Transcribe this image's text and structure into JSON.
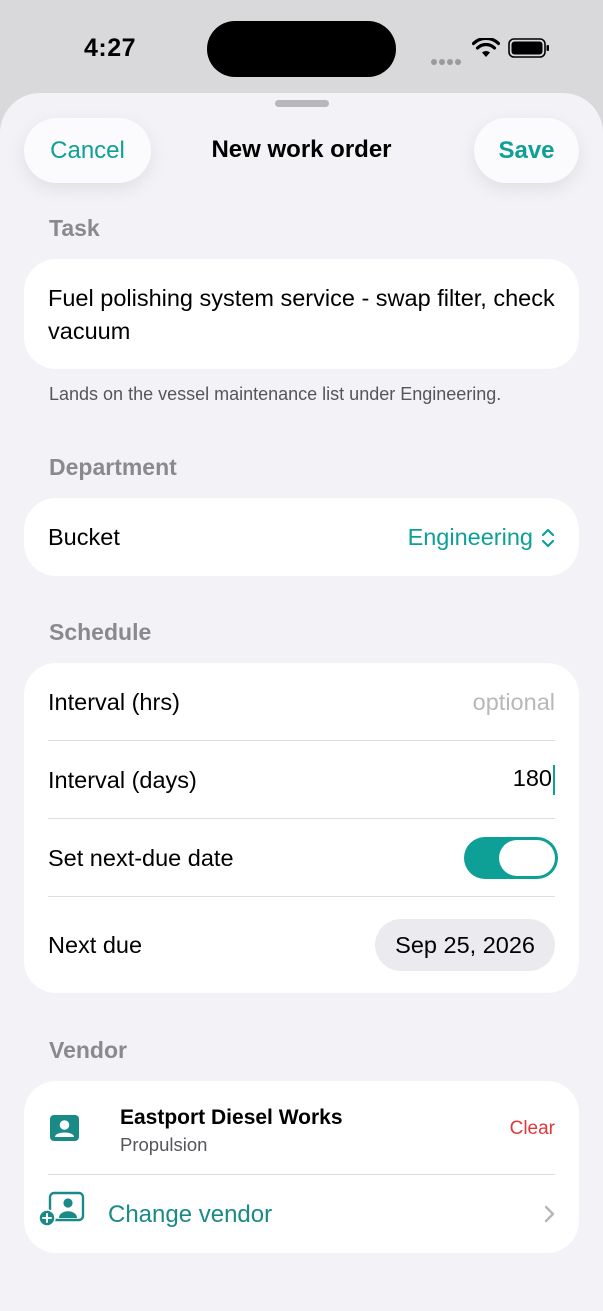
{
  "status_bar": {
    "time": "4:27"
  },
  "header": {
    "cancel_label": "Cancel",
    "title": "New work order",
    "save_label": "Save"
  },
  "task": {
    "section_label": "Task",
    "value": "Fuel polishing system service - swap filter, check vacuum",
    "footnote": "Lands on the vessel maintenance list under Engineering."
  },
  "department": {
    "section_label": "Department",
    "bucket_label": "Bucket",
    "bucket_value": "Engineering"
  },
  "schedule": {
    "section_label": "Schedule",
    "interval_hrs_label": "Interval (hrs)",
    "interval_hrs_placeholder": "optional",
    "interval_days_label": "Interval (days)",
    "interval_days_value": "180",
    "next_due_toggle_label": "Set next-due date",
    "next_due_toggle_on": true,
    "next_due_label": "Next due",
    "next_due_value": "Sep 25, 2026"
  },
  "vendor": {
    "section_label": "Vendor",
    "name": "Eastport Diesel Works",
    "category": "Propulsion",
    "clear_label": "Clear",
    "change_label": "Change vendor"
  },
  "colors": {
    "accent": "#0ea096",
    "destructive": "#e0373a",
    "background": "#f2f2f7"
  }
}
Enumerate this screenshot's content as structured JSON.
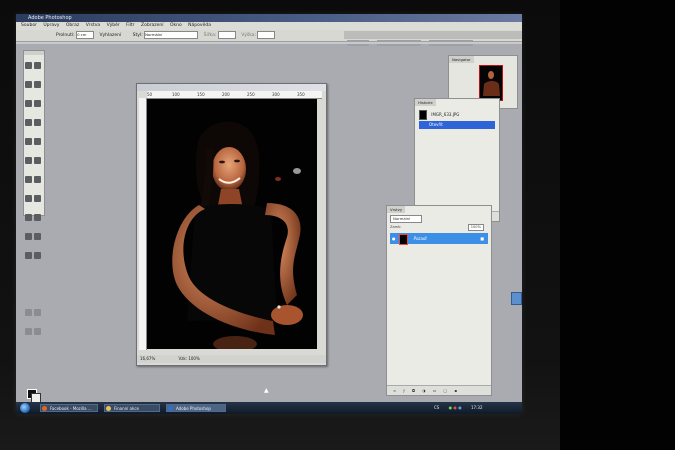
{
  "app": {
    "title": "Adobe Photoshop"
  },
  "menubar": {
    "items": [
      "Soubor",
      "Úpravy",
      "Obraz",
      "Vrstva",
      "Výběr",
      "Filtr",
      "Zobrazení",
      "Okno",
      "Nápověda"
    ]
  },
  "options": {
    "feather_label": "Prolnutí:",
    "feather_value": "0 cm",
    "antialias_label": "Vyhlazení",
    "style_label": "Styl:",
    "style_value": "Normální",
    "width_label": "Šířka:",
    "height_label": "Výška:"
  },
  "document": {
    "ruler_ticks": [
      "50",
      "100",
      "150",
      "200",
      "250",
      "300",
      "350"
    ],
    "zoom": "16,67%",
    "status": "Vzk: 100%"
  },
  "navigator": {
    "tab_label": "Navigator"
  },
  "history": {
    "tab_label": "Historie",
    "snapshot_label": "IMGR_633.JPG",
    "active_step": "Otevřít"
  },
  "layers": {
    "tab_label": "Vrstvy",
    "mode": "Normální",
    "lock_label": "Zamk:",
    "opacity": "100%",
    "layer_name": "Pozadí"
  },
  "taskbar": {
    "items": [
      {
        "label": "Facebook - Mozilla ...",
        "icon": "firefox-icon",
        "color": "#e0681c"
      },
      {
        "label": "Finanní akce",
        "icon": "folder-icon",
        "color": "#e8c25a"
      },
      {
        "label": "Adobe Photoshop",
        "icon": "photoshop-icon",
        "color": "#2e6fd1"
      }
    ],
    "lang": "CS",
    "clock": "17:32"
  },
  "colors": {
    "history_highlight": "#2f63d8",
    "layer_highlight": "#3d8fe6",
    "screen_bg": "#a9abb0"
  }
}
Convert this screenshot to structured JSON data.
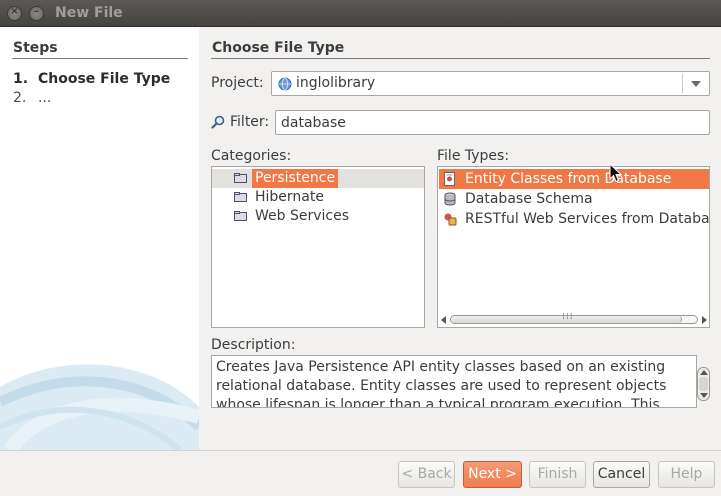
{
  "window": {
    "title": "New File"
  },
  "steps": {
    "heading": "Steps",
    "items": [
      {
        "number": "1.",
        "label": "Choose File Type"
      },
      {
        "number": "2.",
        "label": "..."
      }
    ]
  },
  "main": {
    "heading": "Choose File Type",
    "project": {
      "label": "Project:",
      "value": "inglolibrary"
    },
    "filter": {
      "label": "Filter:",
      "value": "database"
    },
    "categories": {
      "label": "Categories:",
      "items": [
        {
          "label": "Persistence",
          "selected": true
        },
        {
          "label": "Hibernate",
          "selected": false
        },
        {
          "label": "Web Services",
          "selected": false
        }
      ]
    },
    "file_types": {
      "label": "File Types:",
      "items": [
        {
          "label": "Entity Classes from Database",
          "icon": "entity-icon",
          "selected": true
        },
        {
          "label": "Database Schema",
          "icon": "database-icon",
          "selected": false
        },
        {
          "label": "RESTful Web Services from Database",
          "icon": "restful-icon",
          "selected": false
        }
      ]
    },
    "description": {
      "label": "Description:",
      "text": "Creates Java Persistence API entity classes based on an existing relational database. Entity classes are used to represent objects whose lifespan is longer than a typical program execution. This"
    }
  },
  "buttons": {
    "back": "< Back",
    "next": "Next >",
    "finish": "Finish",
    "cancel": "Cancel",
    "help": "Help"
  },
  "colors": {
    "selection": "#f07746",
    "titlebar": "#4f4e4a"
  }
}
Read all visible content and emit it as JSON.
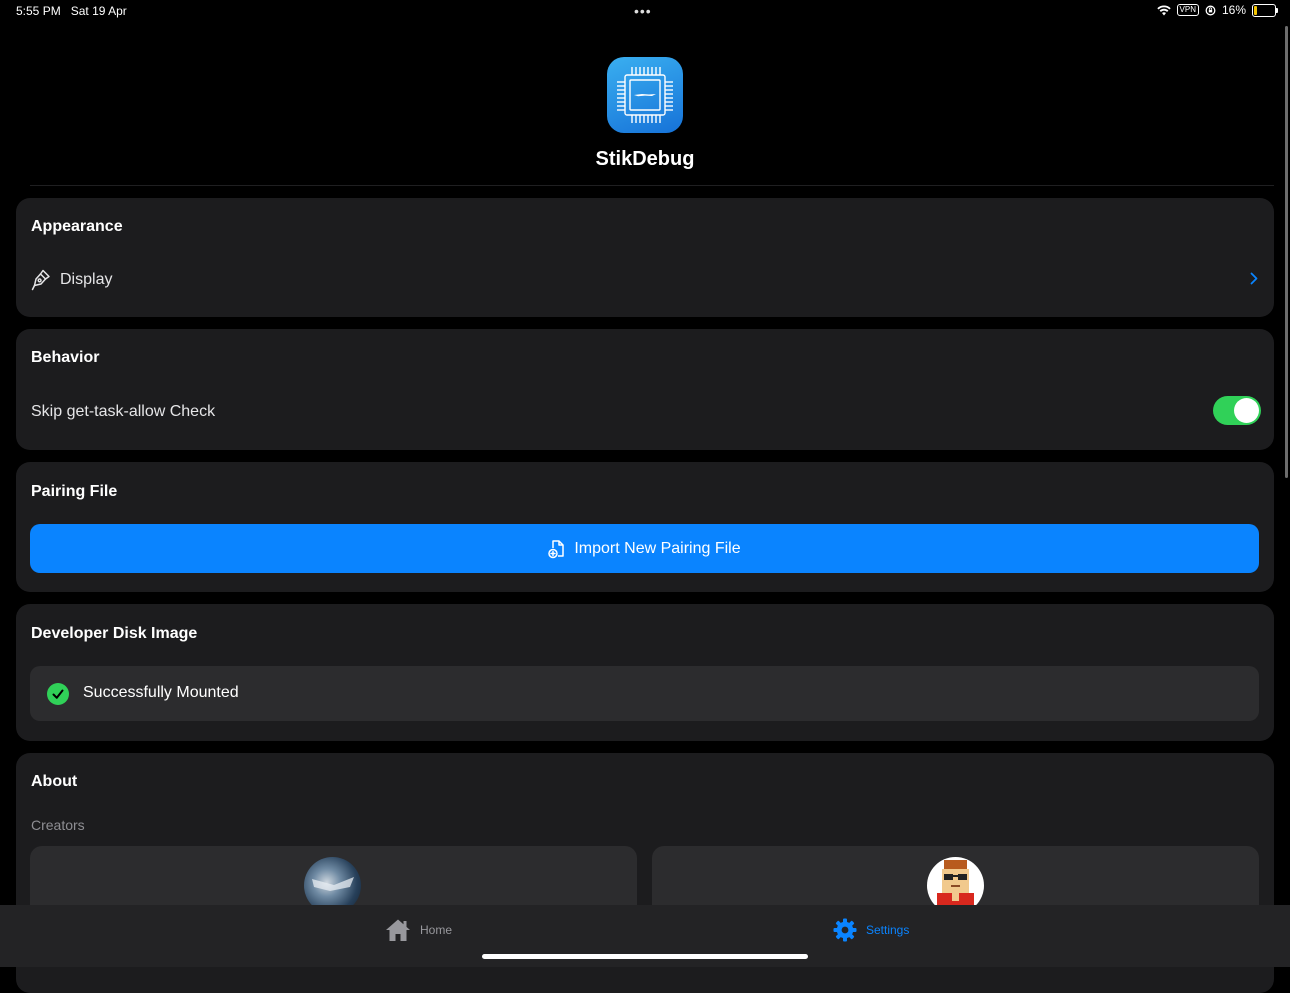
{
  "status_bar": {
    "time": "5:55 PM",
    "date": "Sat 19 Apr",
    "multitask_dots": "•••",
    "vpn_badge": "VPN",
    "battery_percent": "16%",
    "battery_level": 0.16
  },
  "header": {
    "app_name": "StikDebug",
    "app_icon": "chip-icon"
  },
  "appearance": {
    "title": "Appearance",
    "display_label": "Display",
    "display_icon": "paintbrush-pointed-icon"
  },
  "behavior": {
    "title": "Behavior",
    "skip_check_label": "Skip get-task-allow Check",
    "skip_check_enabled": true
  },
  "pairing": {
    "title": "Pairing File",
    "import_label": "Import New Pairing File",
    "import_icon": "doc-badge-plus-icon"
  },
  "ddi": {
    "title": "Developer Disk Image",
    "status_label": "Successfully Mounted",
    "status_icon": "checkmark-circle-icon"
  },
  "about": {
    "title": "About",
    "creators_label": "Creators"
  },
  "tabs": [
    {
      "label": "Home",
      "icon": "house-icon",
      "selected": false
    },
    {
      "label": "Settings",
      "icon": "gear-icon",
      "selected": true
    }
  ],
  "colors": {
    "background": "#000000",
    "card": "#1c1c1e",
    "accent": "#0a84ff",
    "toggle_on": "#30d158",
    "success": "#30d158"
  }
}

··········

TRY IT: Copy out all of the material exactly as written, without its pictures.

RESPONSE TO THIS TASK:
Transcribe this image's text and structure into JSON.
{
  "status_bar": {
    "time": "4:27"
  },
  "header": {
    "cancel_label": "Cancel",
    "title": "New work order",
    "save_label": "Save"
  },
  "task": {
    "section_label": "Task",
    "value": "Fuel polishing system service - swap filter, check vacuum",
    "footnote": "Lands on the vessel maintenance list under Engineering."
  },
  "department": {
    "section_label": "Department",
    "bucket_label": "Bucket",
    "bucket_value": "Engineering"
  },
  "schedule": {
    "section_label": "Schedule",
    "interval_hrs_label": "Interval (hrs)",
    "interval_hrs_placeholder": "optional",
    "interval_days_label": "Interval (days)",
    "interval_days_value": "180",
    "next_due_toggle_label": "Set next-due date",
    "next_due_toggle_on": true,
    "next_due_label": "Next due",
    "next_due_value": "Sep 25, 2026"
  },
  "vendor": {
    "section_label": "Vendor",
    "name": "Eastport Diesel Works",
    "category": "Propulsion",
    "clear_label": "Clear",
    "change_label": "Change vendor"
  },
  "colors": {
    "accent": "#0ea096",
    "destructive": "#e0373a",
    "background": "#f2f2f7"
  }
}
Enumerate this screenshot's content as structured JSON.
{
  "app": {
    "title": "Adobe Photoshop"
  },
  "menubar": {
    "items": [
      "Soubor",
      "Úpravy",
      "Obraz",
      "Vrstva",
      "Výběr",
      "Filtr",
      "Zobrazení",
      "Okno",
      "Nápověda"
    ]
  },
  "options": {
    "feather_label": "Prolnutí:",
    "feather_value": "0 cm",
    "antialias_label": "Vyhlazení",
    "style_label": "Styl:",
    "style_value": "Normální",
    "width_label": "Šířka:",
    "height_label": "Výška:"
  },
  "document": {
    "ruler_ticks": [
      "50",
      "100",
      "150",
      "200",
      "250",
      "300",
      "350"
    ],
    "zoom": "16,67%",
    "status": "Vzk: 100%"
  },
  "navigator": {
    "tab_label": "Navigator"
  },
  "history": {
    "tab_label": "Historie",
    "snapshot_label": "IMGR_633.JPG",
    "active_step": "Otevřít"
  },
  "layers": {
    "tab_label": "Vrstvy",
    "mode": "Normální",
    "lock_label": "Zamk:",
    "opacity": "100%",
    "layer_name": "Pozadí"
  },
  "taskbar": {
    "items": [
      {
        "label": "Facebook - Mozilla ...",
        "icon": "firefox-icon",
        "color": "#e0681c"
      },
      {
        "label": "Finanní akce",
        "icon": "folder-icon",
        "color": "#e8c25a"
      },
      {
        "label": "Adobe Photoshop",
        "icon": "photoshop-icon",
        "color": "#2e6fd1"
      }
    ],
    "lang": "CS",
    "clock": "17:32"
  },
  "colors": {
    "history_highlight": "#2f63d8",
    "layer_highlight": "#3d8fe6",
    "screen_bg": "#a9abb0"
  }
}
Convert this screenshot to structured JSON data.
{
  "window": {
    "title": "New File"
  },
  "steps": {
    "heading": "Steps",
    "items": [
      {
        "number": "1.",
        "label": "Choose File Type"
      },
      {
        "number": "2.",
        "label": "..."
      }
    ]
  },
  "main": {
    "heading": "Choose File Type",
    "project": {
      "label": "Project:",
      "value": "inglolibrary"
    },
    "filter": {
      "label": "Filter:",
      "value": "database"
    },
    "categories": {
      "label": "Categories:",
      "items": [
        {
          "label": "Persistence",
          "selected": true
        },
        {
          "label": "Hibernate",
          "selected": false
        },
        {
          "label": "Web Services",
          "selected": false
        }
      ]
    },
    "file_types": {
      "label": "File Types:",
      "items": [
        {
          "label": "Entity Classes from Database",
          "icon": "entity-icon",
          "selected": true
        },
        {
          "label": "Database Schema",
          "icon": "database-icon",
          "selected": false
        },
        {
          "label": "RESTful Web Services from Database",
          "icon": "restful-icon",
          "selected": false
        }
      ]
    },
    "description": {
      "label": "Description:",
      "text": "Creates Java Persistence API entity classes based on an existing relational database. Entity classes are used to represent objects whose lifespan is longer than a typical program execution. This"
    }
  },
  "buttons": {
    "back": "< Back",
    "next": "Next >",
    "finish": "Finish",
    "cancel": "Cancel",
    "help": "Help"
  },
  "colors": {
    "selection": "#f07746",
    "titlebar": "#4f4e4a"
  }
}
Read all visible content and emit it as JSON.
{
  "status_bar": {
    "time": "5:55 PM",
    "date": "Sat 19 Apr",
    "multitask_dots": "•••",
    "vpn_badge": "VPN",
    "battery_percent": "16%",
    "battery_level": 0.16
  },
  "header": {
    "app_name": "StikDebug",
    "app_icon": "chip-icon"
  },
  "appearance": {
    "title": "Appearance",
    "display_label": "Display",
    "display_icon": "paintbrush-pointed-icon"
  },
  "behavior": {
    "title": "Behavior",
    "skip_check_label": "Skip get-task-allow Check",
    "skip_check_enabled": true
  },
  "pairing": {
    "title": "Pairing File",
    "import_label": "Import New Pairing File",
    "import_icon": "doc-badge-plus-icon"
  },
  "ddi": {
    "title": "Developer Disk Image",
    "status_label": "Successfully Mounted",
    "status_icon": "checkmark-circle-icon"
  },
  "about": {
    "title": "About",
    "creators_label": "Creators"
  },
  "tabs": [
    {
      "label": "Home",
      "icon": "house-icon",
      "selected": false
    },
    {
      "label": "Settings",
      "icon": "gear-icon",
      "selected": true
    }
  ],
  "colors": {
    "background": "#000000",
    "card": "#1c1c1e",
    "accent": "#0a84ff",
    "toggle_on": "#30d158",
    "success": "#30d158"
  }
}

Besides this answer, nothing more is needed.